Problem
Below are records. Copy every line with "content" in it.

Input records
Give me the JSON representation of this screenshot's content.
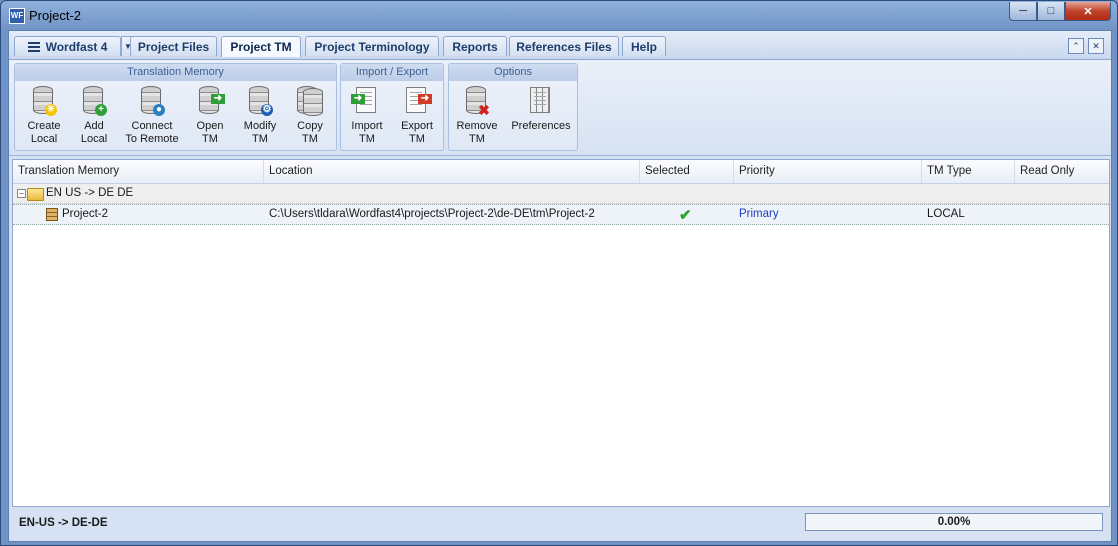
{
  "window": {
    "title": "Project-2",
    "icon_text": "WF"
  },
  "tabs": [
    {
      "label": "Wordfast 4"
    },
    {
      "label": "Project Files"
    },
    {
      "label": "Project TM"
    },
    {
      "label": "Project Terminology"
    },
    {
      "label": "Reports"
    },
    {
      "label": "References Files"
    },
    {
      "label": "Help"
    }
  ],
  "active_tab": "Project TM",
  "ribbon": {
    "groups": [
      {
        "title": "Translation Memory"
      },
      {
        "title": "Import / Export"
      },
      {
        "title": "Options"
      }
    ],
    "buttons": {
      "create_local": {
        "line1": "Create",
        "line2": "Local"
      },
      "add_local": {
        "line1": "Add",
        "line2": "Local"
      },
      "connect_remote": {
        "line1": "Connect",
        "line2": "To Remote"
      },
      "open_tm": {
        "line1": "Open",
        "line2": "TM"
      },
      "modify_tm": {
        "line1": "Modify",
        "line2": "TM"
      },
      "copy_tm": {
        "line1": "Copy",
        "line2": "TM"
      },
      "import_tm": {
        "line1": "Import",
        "line2": "TM"
      },
      "export_tm": {
        "line1": "Export",
        "line2": "TM"
      },
      "remove_tm": {
        "line1": "Remove",
        "line2": "TM"
      },
      "preferences": {
        "line1": "Preferences",
        "line2": ""
      }
    }
  },
  "grid": {
    "columns": [
      "Translation Memory",
      "Location",
      "Selected",
      "Priority",
      "TM Type",
      "Read Only"
    ],
    "group_label": "EN US -> DE DE",
    "rows": [
      {
        "name": "Project-2",
        "location": "C:\\Users\\tldara\\Wordfast4\\projects\\Project-2\\de-DE\\tm\\Project-2",
        "selected": true,
        "priority": "Primary",
        "tm_type": "LOCAL",
        "read_only": ""
      }
    ]
  },
  "status": {
    "language_pair": "EN-US -> DE-DE",
    "progress_text": "0.00%",
    "progress_fraction": 0
  },
  "colors": {
    "priority_text": "#1f3fbf",
    "check": "#29a329",
    "accent": "#1e3d6b"
  }
}
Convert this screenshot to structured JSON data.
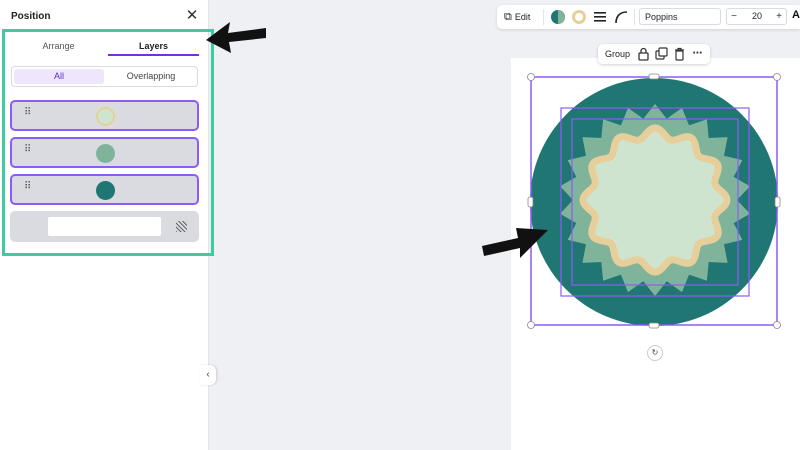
{
  "panel": {
    "title": "Position",
    "tabs": [
      {
        "label": "Arrange",
        "active": false
      },
      {
        "label": "Layers",
        "active": true
      }
    ],
    "filters": [
      {
        "label": "All",
        "active": true
      },
      {
        "label": "Overlapping",
        "active": false
      }
    ],
    "layers": [
      {
        "name": "light-circle",
        "color": "#cfe4cf",
        "ring": "#e6cf9a"
      },
      {
        "name": "sage-circle",
        "color": "#7fb49b"
      },
      {
        "name": "teal-circle",
        "color": "#1f7672"
      }
    ],
    "background_swatch": "#ffffff"
  },
  "toolbar": {
    "edit_label": "Edit",
    "font": "Poppins",
    "font_size": "20",
    "minus": "−",
    "plus": "+",
    "text_color_glyph": "A"
  },
  "group_bar": {
    "label": "Group"
  },
  "colors": {
    "accent": "#7d2ae8",
    "highlight": "#3ecaa3",
    "teal": "#1f7672",
    "sage": "#7fb49b",
    "light_green": "#cfe4cf",
    "tan": "#e6cf9a",
    "selection": "#8b5cf6"
  }
}
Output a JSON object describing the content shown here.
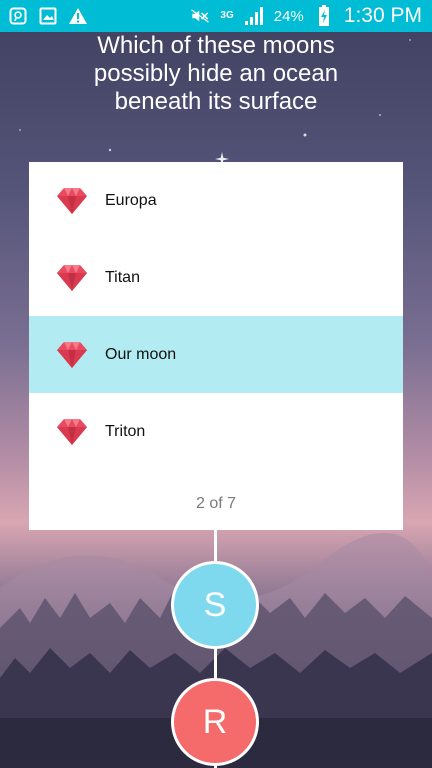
{
  "status_bar": {
    "network": "3G",
    "battery": "24%",
    "time": "1:30 PM",
    "color": "#00bcd4",
    "left_icons": [
      "chat-icon",
      "image-icon",
      "warning-icon"
    ],
    "right_icons": [
      "mute-icon",
      "signal-icon",
      "battery-charging-icon"
    ]
  },
  "question": {
    "line1": "Which of these moons",
    "line2": "possibly hide an ocean",
    "line3": "beneath its surface"
  },
  "options": [
    {
      "label": "Europa",
      "icon": "gem-icon",
      "selected": false
    },
    {
      "label": "Titan",
      "icon": "gem-icon",
      "selected": false
    },
    {
      "label": "Our moon",
      "icon": "gem-icon",
      "selected": true
    },
    {
      "label": "Triton",
      "icon": "gem-icon",
      "selected": false
    }
  ],
  "progress": "2 of 7",
  "players": [
    {
      "initial": "S",
      "color": "#7fd9ee"
    },
    {
      "initial": "R",
      "color": "#f56a6a"
    }
  ],
  "colors": {
    "selected_option": "#b3ebf2",
    "gem": "#e84a5f"
  }
}
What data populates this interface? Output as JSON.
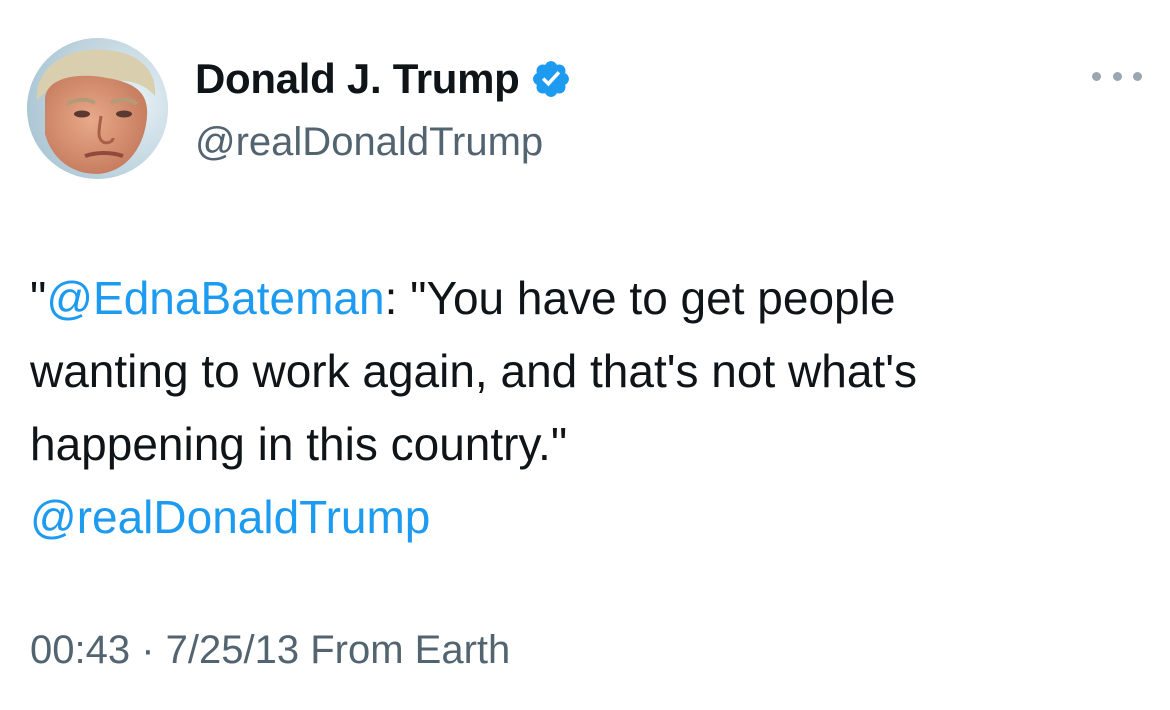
{
  "author": {
    "display_name": "Donald J. Trump",
    "handle": "@realDonaldTrump",
    "verified": true,
    "verified_color": "#1d9bf0"
  },
  "more_icon": "more-horizontal-icon",
  "tweet": {
    "line1_quote_open": "\"",
    "line1_mention": "@EdnaBateman",
    "line1_rest": ": \"You have to get people",
    "line2": "wanting to work again, and that's not what's",
    "line3": "happening in this country.\"",
    "line4_mention": "@realDonaldTrump"
  },
  "meta": {
    "time": "00:43",
    "separator": " · ",
    "date": "7/25/13",
    "source": "From Earth"
  },
  "colors": {
    "text": "#0f1419",
    "secondary": "#536471",
    "link": "#1d9bf0"
  }
}
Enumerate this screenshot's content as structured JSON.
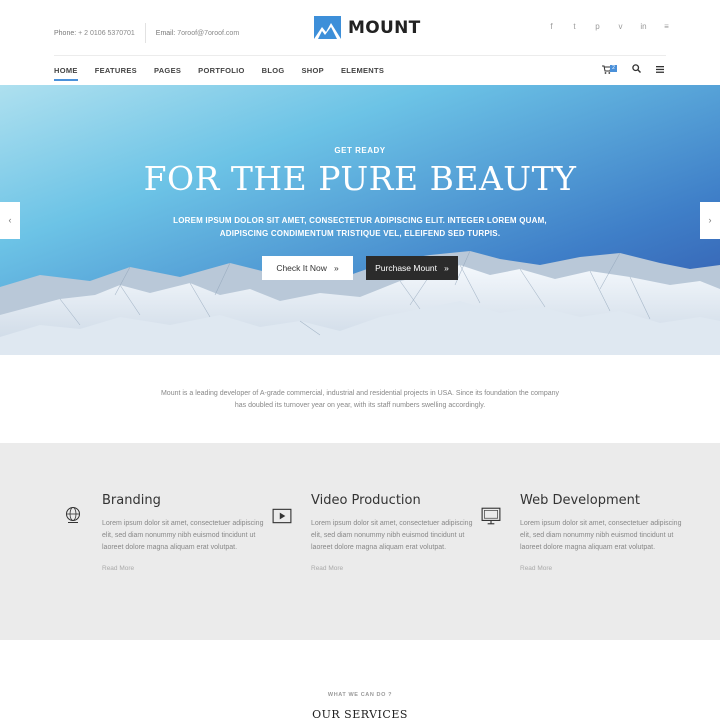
{
  "contact": {
    "phone_label": "Phone:",
    "phone": "+ 2 0106 5370701",
    "email_label": "Email:",
    "email": "7oroof@7oroof.com"
  },
  "brand": {
    "name": "MOUNT",
    "accent": "#4a90d9"
  },
  "socials": [
    {
      "icon": "facebook-icon",
      "glyph": "f"
    },
    {
      "icon": "twitter-icon",
      "glyph": "t"
    },
    {
      "icon": "pinterest-icon",
      "glyph": "p"
    },
    {
      "icon": "vimeo-icon",
      "glyph": "v"
    },
    {
      "icon": "linkedin-icon",
      "glyph": "in"
    },
    {
      "icon": "rss-icon",
      "glyph": "≡"
    }
  ],
  "nav": {
    "items": [
      "HOME",
      "FEATURES",
      "PAGES",
      "PORTFOLIO",
      "BLOG",
      "SHOP",
      "ELEMENTS"
    ],
    "active": "HOME",
    "cart_count": "2"
  },
  "hero": {
    "kicker": "GET READY",
    "title": "FOR THE PURE BEAUTY",
    "subtitle": "LOREM IPSUM DOLOR SIT AMET, CONSECTETUR ADIPISCING ELIT. INTEGER LOREM QUAM, ADIPISCING CONDIMENTUM TRISTIQUE VEL, ELEIFEND SED TURPIS.",
    "primary_button": "Check It Now",
    "secondary_button": "Purchase Mount"
  },
  "intro": "Mount is a leading developer of A-grade commercial, industrial and residential projects in USA. Since its foundation the company has doubled its turnover year on year, with its staff numbers swelling accordingly.",
  "features": [
    {
      "icon": "globe-icon",
      "title": "Branding",
      "text": "Lorem ipsum dolor sit amet, consectetuer adipiscing elit, sed diam nonummy nibh euismod tincidunt ut laoreet dolore magna aliquam erat volutpat.",
      "link": "Read More"
    },
    {
      "icon": "video-play-icon",
      "title": "Video Production",
      "text": "Lorem ipsum dolor sit amet, consectetuer adipiscing elit, sed diam nonummy nibh euismod tincidunt ut laoreet dolore magna aliquam erat volutpat.",
      "link": "Read More"
    },
    {
      "icon": "monitor-icon",
      "title": "Web Development",
      "text": "Lorem ipsum dolor sit amet, consectetuer adipiscing elit, sed diam nonummy nibh euismod tincidunt ut laoreet dolore magna aliquam erat volutpat.",
      "link": "Read More"
    }
  ],
  "services": {
    "kicker": "WHAT WE CAN DO ?",
    "title": "OUR SERVICES"
  }
}
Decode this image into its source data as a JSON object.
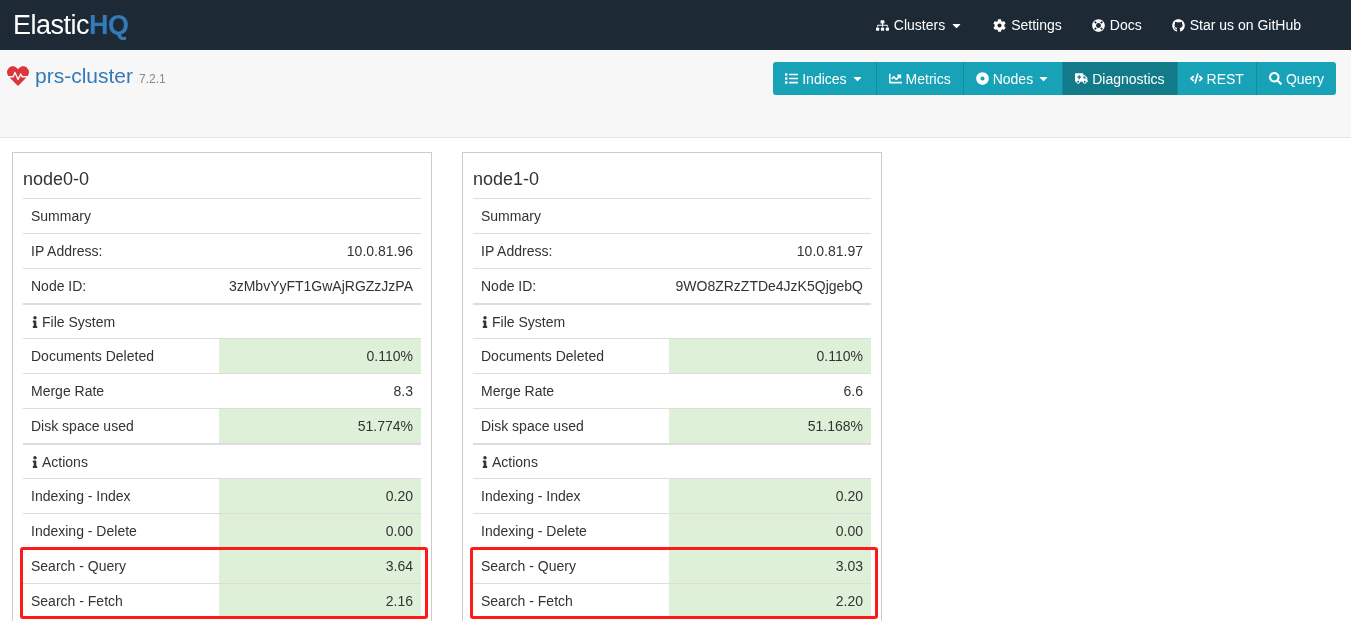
{
  "brand": {
    "text": "Elastic",
    "accent": "HQ"
  },
  "top_nav": [
    {
      "label": "Clusters",
      "dropdown": true
    },
    {
      "label": "Settings",
      "dropdown": false
    },
    {
      "label": "Docs",
      "dropdown": false
    },
    {
      "label": "Star us on GitHub",
      "dropdown": false
    }
  ],
  "cluster": {
    "name": "prs-cluster",
    "version": "7.2.1"
  },
  "toolbar": [
    {
      "label": "Indices",
      "dropdown": true,
      "selected": false
    },
    {
      "label": "Metrics",
      "dropdown": false,
      "selected": false
    },
    {
      "label": "Nodes",
      "dropdown": true,
      "selected": false
    },
    {
      "label": "Diagnostics",
      "dropdown": false,
      "selected": true
    },
    {
      "label": "REST",
      "dropdown": false,
      "selected": false
    },
    {
      "label": "Query",
      "dropdown": false,
      "selected": false
    }
  ],
  "nodes": [
    {
      "name": "node0-0",
      "rows": [
        {
          "kind": "heading",
          "label": "Summary"
        },
        {
          "kind": "metric",
          "label": "IP Address:",
          "value": "10.0.81.96",
          "highlighted": false,
          "annotated": false
        },
        {
          "kind": "metric",
          "label": "Node ID:",
          "value": "3zMbvYyFT1GwAjRGZzJzPA",
          "highlighted": false,
          "annotated": false
        },
        {
          "kind": "info_heading",
          "label": "File System"
        },
        {
          "kind": "metric",
          "label": "Documents Deleted",
          "value": "0.110%",
          "highlighted": true,
          "annotated": false
        },
        {
          "kind": "metric",
          "label": "Merge Rate",
          "value": "8.3",
          "highlighted": false,
          "annotated": false
        },
        {
          "kind": "metric",
          "label": "Disk space used",
          "value": "51.774%",
          "highlighted": true,
          "annotated": false
        },
        {
          "kind": "info_heading",
          "label": "Actions"
        },
        {
          "kind": "metric",
          "label": "Indexing - Index",
          "value": "0.20",
          "highlighted": true,
          "annotated": false
        },
        {
          "kind": "metric",
          "label": "Indexing - Delete",
          "value": "0.00",
          "highlighted": true,
          "annotated": false
        },
        {
          "kind": "metric",
          "label": "Search - Query",
          "value": "3.64",
          "highlighted": true,
          "annotated": true
        },
        {
          "kind": "metric",
          "label": "Search - Fetch",
          "value": "2.16",
          "highlighted": true,
          "annotated": true
        }
      ]
    },
    {
      "name": "node1-0",
      "rows": [
        {
          "kind": "heading",
          "label": "Summary"
        },
        {
          "kind": "metric",
          "label": "IP Address:",
          "value": "10.0.81.97",
          "highlighted": false,
          "annotated": false
        },
        {
          "kind": "metric",
          "label": "Node ID:",
          "value": "9WO8ZRzZTDe4JzK5QjgebQ",
          "highlighted": false,
          "annotated": false
        },
        {
          "kind": "info_heading",
          "label": "File System"
        },
        {
          "kind": "metric",
          "label": "Documents Deleted",
          "value": "0.110%",
          "highlighted": true,
          "annotated": false
        },
        {
          "kind": "metric",
          "label": "Merge Rate",
          "value": "6.6",
          "highlighted": false,
          "annotated": false
        },
        {
          "kind": "metric",
          "label": "Disk space used",
          "value": "51.168%",
          "highlighted": true,
          "annotated": false
        },
        {
          "kind": "info_heading",
          "label": "Actions"
        },
        {
          "kind": "metric",
          "label": "Indexing - Index",
          "value": "0.20",
          "highlighted": true,
          "annotated": false
        },
        {
          "kind": "metric",
          "label": "Indexing - Delete",
          "value": "0.00",
          "highlighted": true,
          "annotated": false
        },
        {
          "kind": "metric",
          "label": "Search - Query",
          "value": "3.03",
          "highlighted": true,
          "annotated": true
        },
        {
          "kind": "metric",
          "label": "Search - Fetch",
          "value": "2.20",
          "highlighted": true,
          "annotated": true
        }
      ]
    }
  ]
}
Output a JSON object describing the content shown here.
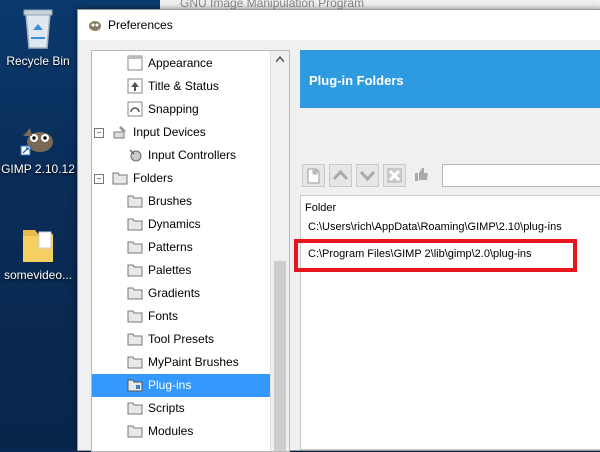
{
  "desktop": {
    "icons": [
      {
        "label": "Recycle Bin",
        "icon": "recycle-bin-icon"
      },
      {
        "label": "GIMP 2.10.12",
        "icon": "gimp-icon"
      },
      {
        "label": "somevideo...",
        "icon": "folder-icon"
      }
    ]
  },
  "background_window": {
    "title": "GNU Image Manipulation Program"
  },
  "window": {
    "title": "Preferences",
    "icon": "gimp-small-icon"
  },
  "tree": {
    "items": [
      {
        "label": "Appearance",
        "icon": "appearance-icon",
        "level": 2
      },
      {
        "label": "Title & Status",
        "icon": "title-status-icon",
        "level": 2
      },
      {
        "label": "Snapping",
        "icon": "snapping-icon",
        "level": 2
      },
      {
        "label": "Input Devices",
        "icon": "input-devices-icon",
        "level": 1,
        "expander": "minus"
      },
      {
        "label": "Input Controllers",
        "icon": "input-controllers-icon",
        "level": 2
      },
      {
        "label": "Folders",
        "icon": "folders-icon",
        "level": 1,
        "expander": "minus"
      },
      {
        "label": "Brushes",
        "icon": "folder-icon",
        "level": 2
      },
      {
        "label": "Dynamics",
        "icon": "folder-icon",
        "level": 2
      },
      {
        "label": "Patterns",
        "icon": "folder-icon",
        "level": 2
      },
      {
        "label": "Palettes",
        "icon": "folder-icon",
        "level": 2
      },
      {
        "label": "Gradients",
        "icon": "folder-icon",
        "level": 2
      },
      {
        "label": "Fonts",
        "icon": "folder-icon",
        "level": 2
      },
      {
        "label": "Tool Presets",
        "icon": "folder-icon",
        "level": 2
      },
      {
        "label": "MyPaint Brushes",
        "icon": "folder-icon",
        "level": 2
      },
      {
        "label": "Plug-ins",
        "icon": "folder-icon",
        "level": 2,
        "selected": true
      },
      {
        "label": "Scripts",
        "icon": "folder-icon",
        "level": 2
      },
      {
        "label": "Modules",
        "icon": "folder-icon",
        "level": 2
      }
    ]
  },
  "panel": {
    "title": "Plug-in Folders",
    "toolbar": [
      "new-folder-icon",
      "move-up-icon",
      "move-down-icon",
      "delete-icon",
      "writable-icon"
    ],
    "list_header": "Folder",
    "folders": [
      "C:\\Users\\rich\\AppData\\Roaming\\GIMP\\2.10\\plug-ins",
      "C:\\Program Files\\GIMP 2\\lib\\gimp\\2.0\\plug-ins"
    ]
  },
  "colors": {
    "accent": "#2e9ae0",
    "selection": "#3399ff",
    "highlight": "#e8141e"
  }
}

Your response
Give me the JSON representation of this screenshot's content.
Output a JSON object describing the content shown here.
Enumerate this screenshot's content as structured JSON.
Output a JSON object describing the content shown here.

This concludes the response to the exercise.